[GOAL OF THE EXERCISE]:
Would you return every entry, exactly as it is written?

[RECORDS]:
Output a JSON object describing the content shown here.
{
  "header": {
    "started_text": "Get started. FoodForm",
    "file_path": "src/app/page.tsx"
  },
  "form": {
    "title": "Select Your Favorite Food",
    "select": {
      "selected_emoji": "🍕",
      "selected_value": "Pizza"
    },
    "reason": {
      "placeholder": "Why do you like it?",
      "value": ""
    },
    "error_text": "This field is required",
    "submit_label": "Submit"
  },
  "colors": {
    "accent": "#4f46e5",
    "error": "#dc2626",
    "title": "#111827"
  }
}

[TASK ANSWER]:
Output a JSON object describing the content shown here.
{
  "header": {
    "started_text": "Get started. FoodForm",
    "file_path": "src/app/page.tsx"
  },
  "form": {
    "title": "Select Your Favorite Food",
    "select": {
      "selected_emoji": "🍕",
      "selected_value": "Pizza"
    },
    "reason": {
      "placeholder": "Why do you like it?",
      "value": ""
    },
    "error_text": "This field is required",
    "submit_label": "Submit"
  },
  "colors": {
    "accent": "#4f46e5",
    "error": "#dc2626",
    "title": "#111827"
  }
}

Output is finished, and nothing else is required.